“That says, and I’ll quote it, ‘Any person unable to take care of himself without becoming a public charge’ would be inadmissible. Or, in the terms that my agency deals with, they can’t do what’s called adjusting status: getting a green card, becoming legal permanent residents.”
New immigration rule
Mr Cuccinelli was referring to the Immigration Act of 1882, which said the United States could deny entry to people who were likely to become a “public charge”.
That was also the year that the Chinese Exclusion Act was put in place. Excluding people because of their circumstances or ethnicity was not new to the United States, but until the late 19th century, many of those policy decisions had been left to states and localities.
The Trump administration's new immigration rule was pushed by White House adviser Stephen Miller, who has also been asked to reckon with the 1883 sonnet. A reporter read him a line from the poem in 2017, when Miller was defending president Donald Trump's plan to cut legal immigration by half.
"The poem that you're referring to was added later," he said. It is true that the statue has not always been associated with migration. The monument was conceived as a celebration of liberty, the end of slavery and the camaraderie between France and the United States. French sculptor Frederic-Auguste Bartholdi originally designed the statue as a lighthouse for the Suez Canal in Egypt. After that project fell through, he became an enthusiastic proponent of putting Lady Liberty in New York Harbor. It was inaugurated on a soggy day in October 1886.
Around that time, Lazarus and many others thought the United States benefited from migrants, or had a moral duty to accept them, said Paul A. Kramer, an associate professor of history at Vanderbilt University. But a rising tide of voices favoured exclusion.
“The 1880s were a real pivotal moment where you see these very strong pro-immigration approaches colliding with these new nativist and racist approaches,” Kramer said.
Lazarus wrote The New Colossus in 1883 as part of a fundraising campaign to pay for the statue’s American-made pedestal. She was a fourth-generation American whose Sephardic Jewish family was well established in New York.
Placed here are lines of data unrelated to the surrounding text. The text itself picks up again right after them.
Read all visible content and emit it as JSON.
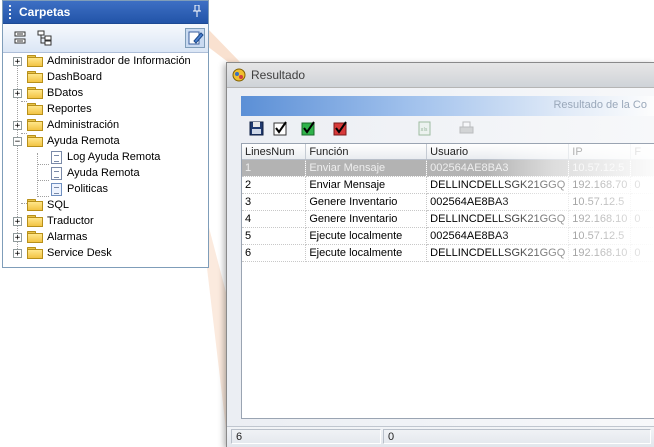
{
  "carpetas": {
    "title": "Carpetas",
    "tree": [
      {
        "label": "Administrador de Información",
        "expander": "+"
      },
      {
        "label": "DashBoard",
        "expander": ""
      },
      {
        "label": "BDatos",
        "expander": "+"
      },
      {
        "label": "Reportes",
        "expander": ""
      },
      {
        "label": "Administración",
        "expander": "+"
      },
      {
        "label": "Ayuda Remota",
        "expander": "−"
      },
      {
        "label": "Log Ayuda Remota",
        "expander": ""
      },
      {
        "label": "Ayuda Remota",
        "expander": ""
      },
      {
        "label": "Politicas",
        "expander": ""
      },
      {
        "label": "SQL",
        "expander": ""
      },
      {
        "label": "Traductor",
        "expander": "+"
      },
      {
        "label": "Alarmas",
        "expander": "+"
      },
      {
        "label": "Service Desk",
        "expander": "+"
      }
    ]
  },
  "window": {
    "title": "Resultado",
    "band_text": "Resultado de la Co",
    "columns": [
      "LinesNum",
      "Función",
      "Usuario",
      "IP",
      "F"
    ],
    "rows": [
      [
        "1",
        "Enviar Mensaje",
        "002564AE8BA3",
        "10.57.12.5",
        ""
      ],
      [
        "2",
        "Enviar Mensaje",
        "DELLINCDELLSGK21GGQ",
        "192.168.70",
        "0"
      ],
      [
        "3",
        "Genere Inventario",
        "002564AE8BA3",
        "10.57.12.5",
        ""
      ],
      [
        "4",
        "Genere Inventario",
        "DELLINCDELLSGK21GGQ",
        "192.168.10",
        "0"
      ],
      [
        "5",
        "Ejecute localmente",
        "002564AE8BA3",
        "10.57.12.5",
        ""
      ],
      [
        "6",
        "Ejecute localmente",
        "DELLINCDELLSGK21GGQ",
        "192.168.10",
        "0"
      ]
    ],
    "status": [
      "6",
      "0"
    ]
  },
  "colors": {
    "header_blue": "#2254a8",
    "selected_row": "#b3b3b3",
    "connector": "#f7d9c4"
  }
}
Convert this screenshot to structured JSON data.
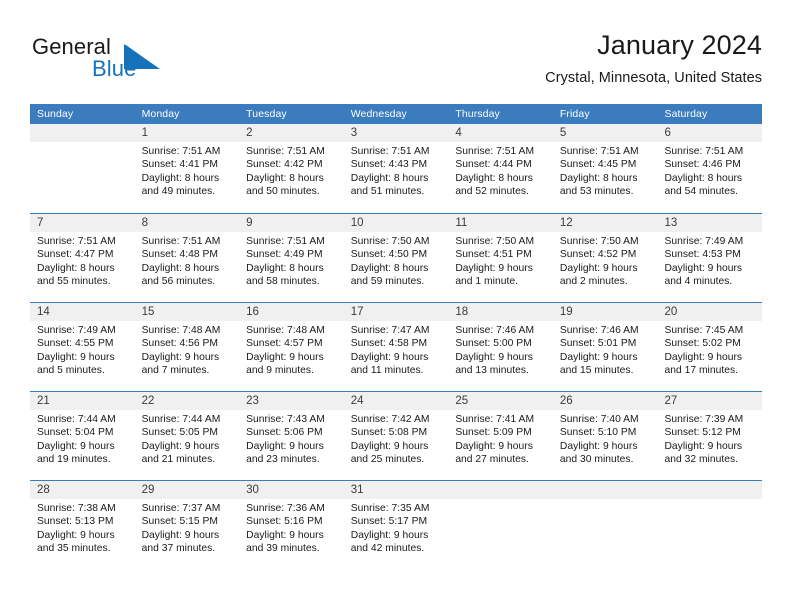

Lazarus died in 1887; her poem was not affixed to the statue until 1903. It took years after that for the sonnet and the statue to meld in the popular imagination, but, with time, the figure that now towers more than 300 feet over Upper New York Bay came to be understood as the Mother of Exiles.
Citizenship and Immigration Services did not immediately respond to a request for comment on Wednesday. – New York Times